Calculations about how much you’re eating and the appropriate amount of insulin can be a hard task every meal, every day. Diets should be reflective of the lifestyle you live since we’re all made differently. It’s easy to forget about the repercussions when frequent spurts of unhealthy eating strike.
When going out to dinner – how you care for your diabetes isn’t everyone’s business! If you chose to make it so, then you’ll have opportunities to answer direct questions. Actually, helping you understand your friends level of understanding. If you don’t want ice cream after dinner, don’t assume everyone thinks you aren’t fun. Explain how spikes are times when our blood sugar rises rapidly due to certain circumstances.
What we feel
Feelings and emotions are different than how we act sometimes. It’s very, very important to make sure your friends, family, classmates or coworkers are aware you have Type 1 diabetes.

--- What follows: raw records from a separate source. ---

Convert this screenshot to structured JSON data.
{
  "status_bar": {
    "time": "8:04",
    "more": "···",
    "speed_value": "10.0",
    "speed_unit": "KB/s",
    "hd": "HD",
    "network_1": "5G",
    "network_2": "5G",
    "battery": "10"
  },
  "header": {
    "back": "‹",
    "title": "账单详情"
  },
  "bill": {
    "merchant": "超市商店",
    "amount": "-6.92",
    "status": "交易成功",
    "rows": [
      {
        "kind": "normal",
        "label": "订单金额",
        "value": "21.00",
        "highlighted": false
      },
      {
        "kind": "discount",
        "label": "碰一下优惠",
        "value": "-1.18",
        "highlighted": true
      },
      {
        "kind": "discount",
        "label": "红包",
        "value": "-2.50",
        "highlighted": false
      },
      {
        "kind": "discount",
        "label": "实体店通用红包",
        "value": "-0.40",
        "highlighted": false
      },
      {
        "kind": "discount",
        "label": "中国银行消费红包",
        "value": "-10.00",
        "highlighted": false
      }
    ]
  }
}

Mentioned a few times throughout this guide, sometimes our levels are out of range and we need to identify for ourselves what’s happening.
- High symptoms: nausea, deep sighing breaths, confusion, flushed and warm skin, drowsiness
- Low symptoms: shaky, pale and sweaty skin, headache, hunger, weakness, trembling
If you recognize signs of a low or a high, the first thing to do care for yourself immediately. Most Type 1s know how to treat these circumstances and will do what they usually do to correct them.
When low – consume sugar immediately. Glucose tabs are just small, chalky bits of sugar that dissolve instantly when saliva touches it.
When high – exercise or administer a small amount of insulin for a correction. Either way can lower the amount of sugar in your system.
Topic of choice – naturally. Yes, you can have sex with a pump on. No you won’t have to take any extra insulin before you strip down. As with any physical exercise though, we have to keep an eye on blood sugar levels and make sure we don’t drop too low. (That can be easily remedied with a high-sugar snack.) Candy and intercourse? Not a bad combo …
Getting to that point, can be a challenge. Regardless of your age or sexual preference, there is no denying the amount of time spent impressing potential mates. Having an autoimmune disease can add its own set of roadblocks.
Read more on Sex and Type 1 diabetes.
Showing respect to other people regardless of their lifestyle, diet and actions should be more universal. Unfortunately, living with diabetes is like putting stress and anger into a pressure-cooker every morning. Start the day by setting a simple, achievable goal for yourself before the day’s end.
Check out this helpful link for a deeper look into the relationship of your mental and physical state
Booze & other
When alcohol is involved, it is extremely important to keep an extra eye on the symptoms of a low. Alcohol is one of the factors that can cause blood sugar levels to be more sporadic.